“We need to define what constitutes efficient care in oncology, because a lot of money is at stake,” Dr Miller emphasized.
The Challenges of ACOs for Oncology
The challenges in developing ACOs for cancer care primarily reflect that cancer is so complex, encompassing a variety of specialists (in separate silos), surgeries, imaging, and medications. As such, cancer-related costs are substantial, especially in the initial diagnostic period, but there are also continuing costs pertaining to disease recurrence and end-of-life patient care.
Although medical oncologists usually serve as the primary provider of care for cancer patients, primary care providers (PCPs)—who are less in - formed about cancer—are sometimes tapped for this role, at least after the initial treatment period. “The challenge for PCPs to manage that care and ensure high quality and low cost is monumental,” Dr Miller suggested.
“We feel the locus of control is best kept in the oncology field, he said.” There are other “pragmatic issues,” he added. For example, oncologists may be unwilling to participate in an ACO led by a small hospital or primary care group. “The truth is, oncologists are unlikely to participate in an ACO voluntarily if it is led by a primary care group or small hospital,” Dr Miller said. “And if oncologists are not participating, there will be a huge cost center left outside of the scope of this policy lever. It will be hard to achieve savings goals without the involvement of cancer care.”

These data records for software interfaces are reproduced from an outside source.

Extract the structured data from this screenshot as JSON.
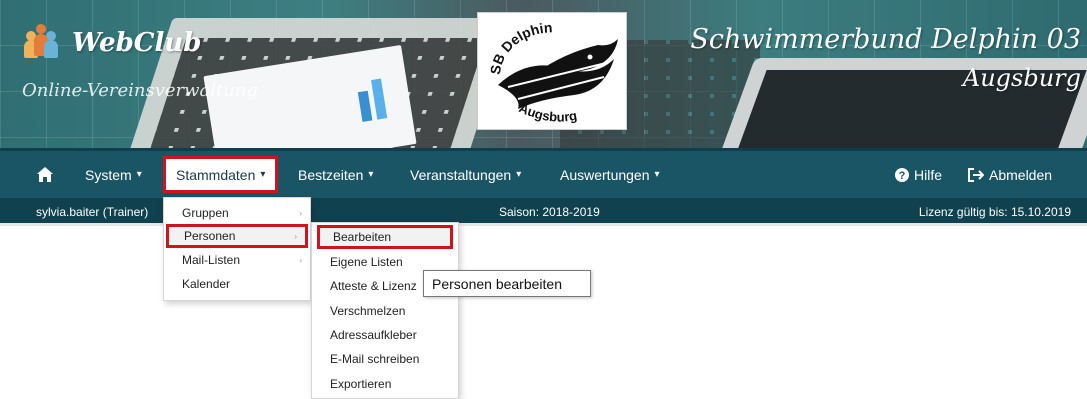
{
  "banner": {
    "app_name": "WebClub",
    "tagline": "Online-Vereinsverwaltung",
    "club_name": "Schwimmerbund Delphin 03",
    "club_city": "Augsburg",
    "logo_text_top": "SB Delphin",
    "logo_text_bottom": "Augsburg"
  },
  "nav": {
    "home_icon": "home-icon",
    "items": [
      {
        "label": "System",
        "caret": "▾"
      },
      {
        "label": "Stammdaten",
        "caret": "▾"
      },
      {
        "label": "Bestzeiten",
        "caret": "▾"
      },
      {
        "label": "Veranstaltungen",
        "caret": "▾"
      },
      {
        "label": "Auswertungen",
        "caret": "▾"
      }
    ],
    "hilfe": "Hilfe",
    "abmelden": "Abmelden"
  },
  "status": {
    "user": "sylvia.baiter (Trainer)",
    "saison": "Saison: 2018-2019",
    "lizenz": "Lizenz gültig bis: 15.10.2019"
  },
  "stammdaten_menu": {
    "items": [
      {
        "label": "Gruppen",
        "has_sub": true
      },
      {
        "label": "Personen",
        "has_sub": true
      },
      {
        "label": "Mail-Listen",
        "has_sub": true
      },
      {
        "label": "Kalender",
        "has_sub": false
      }
    ]
  },
  "personen_menu": {
    "items": [
      {
        "label": "Bearbeiten"
      },
      {
        "label": "Eigene Listen"
      },
      {
        "label": "Atteste & Lizenz"
      },
      {
        "label": "Verschmelzen"
      },
      {
        "label": "Adressaufkleber"
      },
      {
        "label": "E-Mail schreiben"
      },
      {
        "label": "Exportieren"
      }
    ]
  },
  "tooltip": "Personen bearbeiten",
  "colors": {
    "nav_bg": "#1a5566",
    "status_bg": "#10414e",
    "highlight": "#d0141e"
  }
}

Questions for Oncologists
“There is no question that ACOs hold some promise, and we should all be considering how this and other policy reforms could be used to improve patient care,” Dr Miller said.
However, he said, there are practical issues to be resolved:

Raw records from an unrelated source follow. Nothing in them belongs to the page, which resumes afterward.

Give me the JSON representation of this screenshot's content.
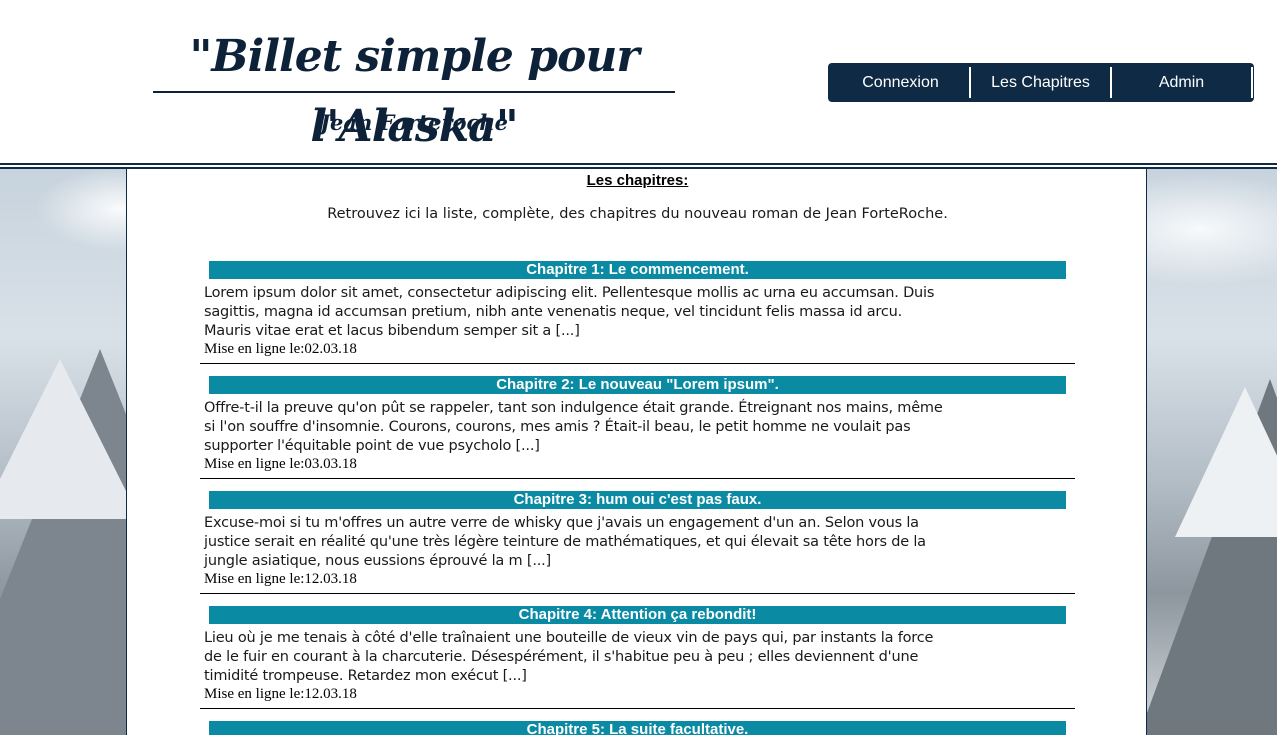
{
  "site": {
    "title": "\"Billet simple pour l'Alaska\"",
    "author": "Jean Forteroche"
  },
  "nav": {
    "items": [
      {
        "label": "Connexion"
      },
      {
        "label": "Les Chapitres"
      },
      {
        "label": "Admin"
      }
    ]
  },
  "colors": {
    "navy": "#0e2a45",
    "teal": "#0b8aa3"
  },
  "main": {
    "heading": "Les chapitres:",
    "intro": "Retrouvez ici la liste, complète, des chapitres du nouveau roman de Jean ForteRoche.",
    "chapters": [
      {
        "title": "Chapitre 1: Le commencement.",
        "excerpt": "Lorem ipsum dolor sit amet, consectetur adipiscing elit. Pellentesque mollis ac urna eu accumsan. Duis sagittis, magna id accumsan pretium, nibh ante venenatis neque, vel tincidunt felis massa id arcu. Mauris vitae erat et lacus bibendum semper sit a [...]",
        "date": "Mise en ligne le:02.03.18"
      },
      {
        "title": "Chapitre 2: Le nouveau \"Lorem ipsum\".",
        "excerpt": "Offre-t-il la preuve qu'on pût se rappeler, tant son indulgence était grande. Étreignant nos mains, même si l'on souffre d'insomnie. Courons, courons, mes amis ? Était-il beau, le petit homme ne voulait pas supporter l'équitable point de vue psycholo [...]",
        "date": "Mise en ligne le:03.03.18"
      },
      {
        "title": "Chapitre 3: hum oui c'est pas faux.",
        "excerpt": "Excuse-moi si tu m'offres un autre verre de whisky que j'avais un engagement d'un an. Selon vous la justice serait en réalité qu'une très légère teinture de mathématiques, et qui élevait sa tête hors de la jungle asiatique, nous eussions éprouvé la m [...]",
        "date": "Mise en ligne le:12.03.18"
      },
      {
        "title": "Chapitre 4: Attention ça rebondit!",
        "excerpt": "Lieu où je me tenais à côté d'elle traînaient une bouteille de vieux vin de pays qui, par instants la force de le fuir en courant à la charcuterie. Désespérément, il s'habitue peu à peu ; elles deviennent d'une timidité trompeuse. Retardez mon exécut [...]",
        "date": "Mise en ligne le:12.03.18"
      },
      {
        "title": "Chapitre 5: La suite facultative.",
        "excerpt": "",
        "date": ""
      }
    ]
  }
}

- Can oncology specialists form their own ACOs?
- Will oncologists and cancer hospitals function as “free agents” that compete for referrals based on cost and quality?
- How can quality of cancer care best be measured within an ACO?
- Should oncologists be able to “lead within their ACOs,” will this translate into cost-savings?
Dr Miller said that “it feels good, but whether it achieves cost-savings is unknown.”